Work to be completed:
One exact copy of the listing is needed. It should contain no pictures.

Data listing:
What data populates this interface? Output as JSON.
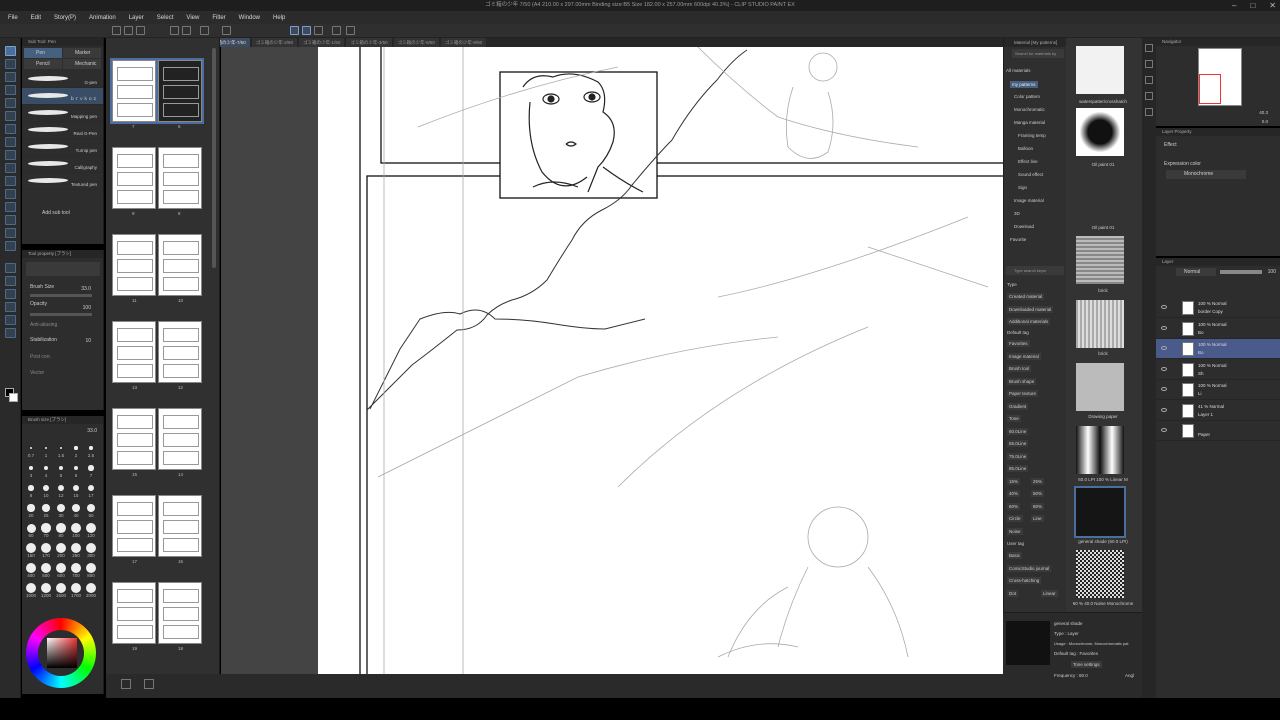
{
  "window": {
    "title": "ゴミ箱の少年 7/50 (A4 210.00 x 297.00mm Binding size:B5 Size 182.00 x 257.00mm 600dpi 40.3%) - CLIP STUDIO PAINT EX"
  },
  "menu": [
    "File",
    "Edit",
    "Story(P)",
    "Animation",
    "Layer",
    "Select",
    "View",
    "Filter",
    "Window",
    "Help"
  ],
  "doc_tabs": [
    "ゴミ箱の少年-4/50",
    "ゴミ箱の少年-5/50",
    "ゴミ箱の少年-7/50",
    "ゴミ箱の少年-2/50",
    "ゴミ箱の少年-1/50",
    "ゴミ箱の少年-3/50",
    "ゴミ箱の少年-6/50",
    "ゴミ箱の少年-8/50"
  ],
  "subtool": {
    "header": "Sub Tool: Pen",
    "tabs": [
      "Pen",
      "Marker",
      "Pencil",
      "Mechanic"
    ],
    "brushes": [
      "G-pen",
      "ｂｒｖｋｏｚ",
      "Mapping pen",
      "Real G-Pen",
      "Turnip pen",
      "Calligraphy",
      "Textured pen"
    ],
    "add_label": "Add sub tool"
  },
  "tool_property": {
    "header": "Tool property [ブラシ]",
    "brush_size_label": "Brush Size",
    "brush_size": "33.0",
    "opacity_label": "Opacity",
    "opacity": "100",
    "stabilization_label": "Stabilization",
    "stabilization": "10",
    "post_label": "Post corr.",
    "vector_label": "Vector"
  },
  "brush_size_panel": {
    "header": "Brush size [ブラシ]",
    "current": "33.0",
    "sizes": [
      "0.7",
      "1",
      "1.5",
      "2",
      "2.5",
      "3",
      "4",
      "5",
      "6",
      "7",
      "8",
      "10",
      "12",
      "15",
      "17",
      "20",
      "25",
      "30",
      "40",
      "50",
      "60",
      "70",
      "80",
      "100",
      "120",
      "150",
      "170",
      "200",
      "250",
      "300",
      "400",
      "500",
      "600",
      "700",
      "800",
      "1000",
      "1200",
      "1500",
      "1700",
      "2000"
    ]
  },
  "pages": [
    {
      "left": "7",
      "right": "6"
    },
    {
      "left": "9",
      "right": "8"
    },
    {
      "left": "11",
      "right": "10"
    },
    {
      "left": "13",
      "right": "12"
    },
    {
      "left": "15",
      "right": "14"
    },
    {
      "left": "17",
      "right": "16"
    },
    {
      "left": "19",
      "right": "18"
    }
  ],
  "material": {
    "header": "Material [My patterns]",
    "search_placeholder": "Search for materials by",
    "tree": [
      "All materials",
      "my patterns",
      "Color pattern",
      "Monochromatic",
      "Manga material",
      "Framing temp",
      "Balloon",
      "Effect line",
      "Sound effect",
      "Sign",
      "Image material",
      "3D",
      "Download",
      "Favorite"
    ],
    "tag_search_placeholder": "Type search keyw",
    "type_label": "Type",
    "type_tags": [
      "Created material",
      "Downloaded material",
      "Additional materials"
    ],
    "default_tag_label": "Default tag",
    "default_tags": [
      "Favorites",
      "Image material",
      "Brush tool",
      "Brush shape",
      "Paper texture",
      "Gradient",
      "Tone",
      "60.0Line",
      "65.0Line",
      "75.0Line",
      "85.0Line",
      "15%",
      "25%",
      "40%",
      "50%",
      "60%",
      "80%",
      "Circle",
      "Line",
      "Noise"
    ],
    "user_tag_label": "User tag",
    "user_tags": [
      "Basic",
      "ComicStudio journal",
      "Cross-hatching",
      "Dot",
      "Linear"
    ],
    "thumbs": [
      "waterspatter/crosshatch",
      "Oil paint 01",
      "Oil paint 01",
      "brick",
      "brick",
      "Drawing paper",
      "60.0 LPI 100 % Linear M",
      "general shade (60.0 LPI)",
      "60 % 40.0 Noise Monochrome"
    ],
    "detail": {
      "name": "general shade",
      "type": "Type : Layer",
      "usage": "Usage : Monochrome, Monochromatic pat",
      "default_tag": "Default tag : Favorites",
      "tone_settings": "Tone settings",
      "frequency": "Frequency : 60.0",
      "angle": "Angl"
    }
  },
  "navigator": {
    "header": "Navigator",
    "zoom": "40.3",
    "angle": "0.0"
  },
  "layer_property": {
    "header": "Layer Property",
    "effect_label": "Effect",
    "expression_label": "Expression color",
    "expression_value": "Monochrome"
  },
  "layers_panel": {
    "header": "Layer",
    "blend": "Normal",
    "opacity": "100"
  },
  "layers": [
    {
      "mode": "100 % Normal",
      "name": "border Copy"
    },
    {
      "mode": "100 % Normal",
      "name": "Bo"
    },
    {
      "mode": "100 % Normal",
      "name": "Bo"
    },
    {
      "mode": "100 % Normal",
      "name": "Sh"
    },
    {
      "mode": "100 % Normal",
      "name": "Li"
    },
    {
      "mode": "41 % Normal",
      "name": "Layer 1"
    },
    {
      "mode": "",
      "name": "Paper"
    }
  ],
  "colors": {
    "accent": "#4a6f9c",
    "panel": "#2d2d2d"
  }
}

Final answer:
What data populates this interface? Output as JSON.
{
  "window": {
    "title": "ゴミ箱の少年 7/50 (A4 210.00 x 297.00mm Binding size:B5 Size 182.00 x 257.00mm 600dpi 40.3%) - CLIP STUDIO PAINT EX"
  },
  "menu": [
    "File",
    "Edit",
    "Story(P)",
    "Animation",
    "Layer",
    "Select",
    "View",
    "Filter",
    "Window",
    "Help"
  ],
  "doc_tabs": [
    "ゴミ箱の少年-4/50",
    "ゴミ箱の少年-5/50",
    "ゴミ箱の少年-7/50",
    "ゴミ箱の少年-2/50",
    "ゴミ箱の少年-1/50",
    "ゴミ箱の少年-3/50",
    "ゴミ箱の少年-6/50",
    "ゴミ箱の少年-8/50"
  ],
  "subtool": {
    "header": "Sub Tool: Pen",
    "tabs": [
      "Pen",
      "Marker",
      "Pencil",
      "Mechanic"
    ],
    "brushes": [
      "G-pen",
      "ｂｒｖｋｏｚ",
      "Mapping pen",
      "Real G-Pen",
      "Turnip pen",
      "Calligraphy",
      "Textured pen"
    ],
    "add_label": "Add sub tool"
  },
  "tool_property": {
    "header": "Tool property [ブラシ]",
    "brush_size_label": "Brush Size",
    "brush_size": "33.0",
    "opacity_label": "Opacity",
    "opacity": "100",
    "stabilization_label": "Stabilization",
    "stabilization": "10",
    "post_label": "Post corr.",
    "vector_label": "Vector"
  },
  "brush_size_panel": {
    "header": "Brush size [ブラシ]",
    "current": "33.0",
    "sizes": [
      "0.7",
      "1",
      "1.5",
      "2",
      "2.5",
      "3",
      "4",
      "5",
      "6",
      "7",
      "8",
      "10",
      "12",
      "15",
      "17",
      "20",
      "25",
      "30",
      "40",
      "50",
      "60",
      "70",
      "80",
      "100",
      "120",
      "150",
      "170",
      "200",
      "250",
      "300",
      "400",
      "500",
      "600",
      "700",
      "800",
      "1000",
      "1200",
      "1500",
      "1700",
      "2000"
    ]
  },
  "pages": [
    {
      "left": "7",
      "right": "6"
    },
    {
      "left": "9",
      "right": "8"
    },
    {
      "left": "11",
      "right": "10"
    },
    {
      "left": "13",
      "right": "12"
    },
    {
      "left": "15",
      "right": "14"
    },
    {
      "left": "17",
      "right": "16"
    },
    {
      "left": "19",
      "right": "18"
    }
  ],
  "material": {
    "header": "Material [My patterns]",
    "search_placeholder": "Search for materials by",
    "tree": [
      "All materials",
      "my patterns",
      "Color pattern",
      "Monochromatic",
      "Manga material",
      "Framing temp",
      "Balloon",
      "Effect line",
      "Sound effect",
      "Sign",
      "Image material",
      "3D",
      "Download",
      "Favorite"
    ],
    "tag_search_placeholder": "Type search keyw",
    "type_label": "Type",
    "type_tags": [
      "Created material",
      "Downloaded material",
      "Additional materials"
    ],
    "default_tag_label": "Default tag",
    "default_tags": [
      "Favorites",
      "Image material",
      "Brush tool",
      "Brush shape",
      "Paper texture",
      "Gradient",
      "Tone",
      "60.0Line",
      "65.0Line",
      "75.0Line",
      "85.0Line",
      "15%",
      "25%",
      "40%",
      "50%",
      "60%",
      "80%",
      "Circle",
      "Line",
      "Noise"
    ],
    "user_tag_label": "User tag",
    "user_tags": [
      "Basic",
      "ComicStudio journal",
      "Cross-hatching",
      "Dot",
      "Linear"
    ],
    "thumbs": [
      "waterspatter/crosshatch",
      "Oil paint 01",
      "Oil paint 01",
      "brick",
      "brick",
      "Drawing paper",
      "60.0 LPI 100 % Linear M",
      "general shade (60.0 LPI)",
      "60 % 40.0 Noise Monochrome"
    ],
    "detail": {
      "name": "general shade",
      "type": "Type : Layer",
      "usage": "Usage : Monochrome, Monochromatic pat",
      "default_tag": "Default tag : Favorites",
      "tone_settings": "Tone settings",
      "frequency": "Frequency : 60.0",
      "angle": "Angl"
    }
  },
  "navigator": {
    "header": "Navigator",
    "zoom": "40.3",
    "angle": "0.0"
  },
  "layer_property": {
    "header": "Layer Property",
    "effect_label": "Effect",
    "expression_label": "Expression color",
    "expression_value": "Monochrome"
  },
  "layers_panel": {
    "header": "Layer",
    "blend": "Normal",
    "opacity": "100"
  },
  "layers": [
    {
      "mode": "100 % Normal",
      "name": "border Copy"
    },
    {
      "mode": "100 % Normal",
      "name": "Bo"
    },
    {
      "mode": "100 % Normal",
      "name": "Bo"
    },
    {
      "mode": "100 % Normal",
      "name": "Sh"
    },
    {
      "mode": "100 % Normal",
      "name": "Li"
    },
    {
      "mode": "41 % Normal",
      "name": "Layer 1"
    },
    {
      "mode": "",
      "name": "Paper"
    }
  ],
  "colors": {
    "accent": "#4a6f9c",
    "panel": "#2d2d2d"
  }
}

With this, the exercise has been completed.